Chinese BSS specialist AsiaInfo-Linkage has well and truly arrived in the European telecom back office market with a disruptive deal at Telenor Denmark, where it is replacing multiple systems in a major Service Provider Information Technology (SPIT) transformation project.
The vendor set up in Europe in 2012 following major success in China and proclaimed earlier this year, as it launched its integrated BSS suite, that it believed it could break into the European Tier 1 operator market before the end of 2013. (See AsiaInfo Takes On BSS Giants in Europe and AsiaInfo-Linkage Launches BSS Suite in EMEA.)
That seemed ambitious, but the company has managed it, landing a deal (financial terms not disclosed) to provide a complete BSS suite and integration services to Telenor Group (Nasdaq: TELN) for its Danish operation, which boasts about 1.86 million mobile and 170,000 fixed broadband customers.

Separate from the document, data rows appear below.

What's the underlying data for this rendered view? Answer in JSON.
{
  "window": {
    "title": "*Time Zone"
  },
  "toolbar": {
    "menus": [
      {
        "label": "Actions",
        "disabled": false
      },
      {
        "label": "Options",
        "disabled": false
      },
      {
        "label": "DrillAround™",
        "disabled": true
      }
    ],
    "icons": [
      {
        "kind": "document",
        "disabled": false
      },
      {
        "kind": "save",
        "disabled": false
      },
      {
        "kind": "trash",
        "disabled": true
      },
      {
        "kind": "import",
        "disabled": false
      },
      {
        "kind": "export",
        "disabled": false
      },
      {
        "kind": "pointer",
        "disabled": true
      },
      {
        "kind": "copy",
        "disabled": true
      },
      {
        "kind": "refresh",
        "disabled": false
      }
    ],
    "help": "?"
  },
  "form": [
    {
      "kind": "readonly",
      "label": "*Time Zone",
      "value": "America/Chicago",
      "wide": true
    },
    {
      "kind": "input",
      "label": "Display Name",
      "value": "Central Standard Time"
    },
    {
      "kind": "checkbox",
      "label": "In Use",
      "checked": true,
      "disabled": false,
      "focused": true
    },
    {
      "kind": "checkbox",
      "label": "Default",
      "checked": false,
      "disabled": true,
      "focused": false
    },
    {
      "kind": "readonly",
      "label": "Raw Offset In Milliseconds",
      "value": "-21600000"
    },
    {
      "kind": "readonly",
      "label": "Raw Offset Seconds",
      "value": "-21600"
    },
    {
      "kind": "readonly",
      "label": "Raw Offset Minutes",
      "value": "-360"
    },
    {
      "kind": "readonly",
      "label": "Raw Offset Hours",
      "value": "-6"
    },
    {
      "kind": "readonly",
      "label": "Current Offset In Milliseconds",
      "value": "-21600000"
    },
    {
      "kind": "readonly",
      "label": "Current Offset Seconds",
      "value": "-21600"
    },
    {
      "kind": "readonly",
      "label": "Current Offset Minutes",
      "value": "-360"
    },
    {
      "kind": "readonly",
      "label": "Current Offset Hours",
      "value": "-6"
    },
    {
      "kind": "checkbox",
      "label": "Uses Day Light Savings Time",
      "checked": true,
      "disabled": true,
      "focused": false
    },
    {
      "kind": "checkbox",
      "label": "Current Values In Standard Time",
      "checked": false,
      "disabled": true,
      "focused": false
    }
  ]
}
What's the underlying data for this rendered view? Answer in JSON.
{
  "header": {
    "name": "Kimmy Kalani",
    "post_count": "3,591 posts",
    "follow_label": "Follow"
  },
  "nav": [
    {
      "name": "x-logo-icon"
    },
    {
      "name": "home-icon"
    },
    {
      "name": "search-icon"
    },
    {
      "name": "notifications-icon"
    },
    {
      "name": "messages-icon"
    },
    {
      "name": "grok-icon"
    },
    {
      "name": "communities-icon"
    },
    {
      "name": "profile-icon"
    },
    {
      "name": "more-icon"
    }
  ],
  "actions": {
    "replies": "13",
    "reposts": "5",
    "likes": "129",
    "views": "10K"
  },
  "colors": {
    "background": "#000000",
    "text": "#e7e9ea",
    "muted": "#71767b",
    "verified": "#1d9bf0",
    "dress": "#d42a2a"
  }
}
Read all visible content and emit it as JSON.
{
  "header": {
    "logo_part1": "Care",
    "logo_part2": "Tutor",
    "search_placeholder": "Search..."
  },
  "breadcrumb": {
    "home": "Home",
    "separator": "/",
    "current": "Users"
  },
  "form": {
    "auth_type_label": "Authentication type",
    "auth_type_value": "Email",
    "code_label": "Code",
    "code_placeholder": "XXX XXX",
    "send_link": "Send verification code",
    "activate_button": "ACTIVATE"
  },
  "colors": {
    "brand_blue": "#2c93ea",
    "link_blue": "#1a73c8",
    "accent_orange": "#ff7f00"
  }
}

Alex Hawker, AsiaInfo's general manager for the EMEA region, says the new system is "completely convergent -- it will support fixed and mobile, voice and data, pre-paid and post-paid." It comprises multiple applications (billing, policy control, rating, mediation, CRM, analytics, off-line data warehousing, and so on). It's replacing "more than 100 installed systems," including Amdocs Inc. systems currently being used for Telenor Denmark's mobile operations, and a Geneva BSS system, which currently supports the fixed line business. (Geneva was part of Convergys, which was acquired by NEC last year -- see NEC to Buy Convergys Unit for $449M.)
That's a significant project, replacing so many incumbent systems, so the AsiaInfo team will be coming under close scrutiny to ensure all goes smoothly. The vendor is the lead systems integrator as well as the prime technology contractor, so it is taking on near full responsibility, though it will be seeking the help of local contractors in Denmark.
As a result of winning the deal (the delivery process began in September), Hawker has been expanding his team significantly to support the engagement: This time last year AsiaInfo's EMEA team comprised just a handful of marketing and business development executives. But the company now has 55 engineers in Europe working on this project, as well as the support of an offshore delivery center in China, and "we are still actively recruiting in the UK and Denmark," adds Hawker.
Hawker says the deployment will introduce new capabilities to the European market, such as real-time self-service, making the Danish deployment something of a shop window for the Chinese challenger. "But this is more than just an IT project -- there are very strong business goals around customer experience management and the use of analytics tools to monetize mobile data," notes the AsiaInfo man.
And clearly the Telenor management is hoping that the promise of greater customer engagement and ability to understand its business will be worth the significant upheaval and cost of such a tricky transformation. But it seems clear that Telenor Denmark needed to do something to revitalize its business, as its mobile and broadband customer numbers have been declining while its revenues are down compared with a year ago. Indeed, Telenor Group CEO Jon Fredrik Baksaas noted in the operator's third-quarter earnings report that "as a consequence of continued challenging market conditions in Denmark, we are now embarking upon an ambitious transformation programme which will run through 2014."
What's next for AsiaInfo-Linkage?
So is this the start of a rapidly growing EMEA business for the Chinese vendor? Hawker says there aren't any other engagements that are as advanced as this one in Denmark, and naturally he hopes that Telenor will expand its engagement into some of the other six European markets where it is currently active. "This is a cloud-based solution and has been built in such a fashion that it can be used across the broader group should Telenor wish to do so."
Other than that, the company is in regular sales talks with other European players but will clearly be looking to attract more attention on the back of the Telenor deployment.
And at a corporate level, the SPIT specialist, which recently announced third-quarter net revenues of $140 million (up 8.2 percent compared with a year earlier) and gross margins of 40.7 percent (up from 37.3 percent), is to hold a special shareholders' meeting on December 19 to vote on the proposal to take the company private. Earlier this year, the company announced an agreement to be acquired by a consortium of investors in a deal that values the SPIT vendor at $890 million.
— Ray Le Maistre, Editor-in-Chief, Light Reading